Firstly, many thanks to our intrepid BigD-ers, especially Carl, Cath, Henning, Debra and Adam for their needling stories, advice and suggestions.
This Briefing is a How To for putting in your own hemodialysis needles. It covers five parts: Theory, Practice and Visualization, to help you understand the mechanics of needling, Know Your Fistula, so that you know and understand the lay of your particular territory; and eventually, charged with the skill and insight you need, it will be time for The Real Thing.
More power to your arm! (more…)
Christine from the University of New South Wales emailed me a couple of weeks ago with the following request:
My name is Christine Chau, and I’m a 4th year Industrial Design student studying at the University of New South Wales. I stumbled across your BigDandMe blog and I’ve been reading all your posts with great interest! (more…)
As any reader of the blog knows, I’m a big believer in holiday dialysis. So it is with much delight that I can report that there’s a new Holiday BigD player on the block (near you). The world’s first Big Red Kidney Bus is taking a complete dialysis service (three chairs) to BigD-ers in holiday spots around Victoria, where no dialysis has been before.
The Bus was launched Officially outside Victoria’s Parliament House a week ago (13 March), and it leaves on its maiden voyage this Saturday at Traralgon at 10:00 am from Traralgon Farmer’s Market (outside St Michael’s Primary School Hall) in Church St (incidentally, just across the road from where my Grandparents used to live and I used to holiday!). (more…)

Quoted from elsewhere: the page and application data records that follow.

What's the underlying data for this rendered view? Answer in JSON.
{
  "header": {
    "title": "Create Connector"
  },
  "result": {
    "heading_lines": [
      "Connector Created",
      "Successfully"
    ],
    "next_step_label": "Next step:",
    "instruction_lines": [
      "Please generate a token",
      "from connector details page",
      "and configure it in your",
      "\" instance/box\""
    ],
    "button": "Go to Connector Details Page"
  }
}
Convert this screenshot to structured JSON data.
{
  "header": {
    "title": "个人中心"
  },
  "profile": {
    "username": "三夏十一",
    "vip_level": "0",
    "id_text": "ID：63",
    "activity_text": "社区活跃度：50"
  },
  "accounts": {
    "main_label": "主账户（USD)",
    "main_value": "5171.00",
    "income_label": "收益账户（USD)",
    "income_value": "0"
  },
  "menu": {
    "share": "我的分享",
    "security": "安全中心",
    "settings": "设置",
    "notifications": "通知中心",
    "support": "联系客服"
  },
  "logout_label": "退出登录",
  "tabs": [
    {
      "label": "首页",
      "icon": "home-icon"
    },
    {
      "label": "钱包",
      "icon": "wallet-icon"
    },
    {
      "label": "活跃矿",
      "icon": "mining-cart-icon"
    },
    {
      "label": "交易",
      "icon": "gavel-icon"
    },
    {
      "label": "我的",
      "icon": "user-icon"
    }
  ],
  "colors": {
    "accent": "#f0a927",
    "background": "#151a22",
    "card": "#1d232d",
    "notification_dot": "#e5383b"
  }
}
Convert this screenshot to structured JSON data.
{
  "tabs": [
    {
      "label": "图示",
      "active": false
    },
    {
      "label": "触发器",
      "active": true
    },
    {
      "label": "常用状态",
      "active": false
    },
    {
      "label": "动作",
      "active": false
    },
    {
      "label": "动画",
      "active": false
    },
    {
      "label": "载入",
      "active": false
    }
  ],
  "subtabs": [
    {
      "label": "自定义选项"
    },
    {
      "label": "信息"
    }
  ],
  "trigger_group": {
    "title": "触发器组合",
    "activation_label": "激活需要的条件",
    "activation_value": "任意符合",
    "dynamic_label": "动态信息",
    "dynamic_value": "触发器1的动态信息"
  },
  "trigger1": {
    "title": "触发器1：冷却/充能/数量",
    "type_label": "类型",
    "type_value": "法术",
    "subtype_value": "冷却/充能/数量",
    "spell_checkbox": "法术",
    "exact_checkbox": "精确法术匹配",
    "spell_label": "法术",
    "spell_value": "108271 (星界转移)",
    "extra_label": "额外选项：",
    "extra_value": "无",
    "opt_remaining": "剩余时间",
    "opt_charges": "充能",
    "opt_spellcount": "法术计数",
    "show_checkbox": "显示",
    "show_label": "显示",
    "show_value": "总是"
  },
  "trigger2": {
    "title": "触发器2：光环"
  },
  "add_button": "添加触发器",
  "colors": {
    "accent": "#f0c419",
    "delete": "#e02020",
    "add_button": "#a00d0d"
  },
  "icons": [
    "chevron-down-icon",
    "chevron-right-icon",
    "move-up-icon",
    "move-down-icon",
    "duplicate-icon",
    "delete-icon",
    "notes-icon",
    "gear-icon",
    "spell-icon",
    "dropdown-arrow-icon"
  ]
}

Dulcie emailed me recently with this home HD question:
I’ve been reading your blog for about six months now and it has been a great support. My husband’s kidney failed last year after eighteen years and he has started dialysis again. He’s in the process of training up for home hemo and I wondered if you had any advice as to how many times a week he should dialyse for when he starts at home? In centre he has been doing Monday, Wednesday, Friday 3.5 hrs each.
My reply: (more…)
Last week was a big week for questions, and rather than answering them in the Comments area, it seems like a good idea to discuss some in a post.
First, Dan wrote:
Hi Greg, I’m 30 years old and I have PKD, I’ve had a transplant which unfortunately failed in January 2012. I spent a few months training to do haemo myself so I could do it at home (thinking that would make it much better) how wrong I was! I’m not sure if it’s my age and the need to stay active but dialysis is driving me mad! I get very fidgety and agitated especially when I’m on the machine and sometimes I get so angry when I’m on there I just want to smash the bloody thing up! (more…)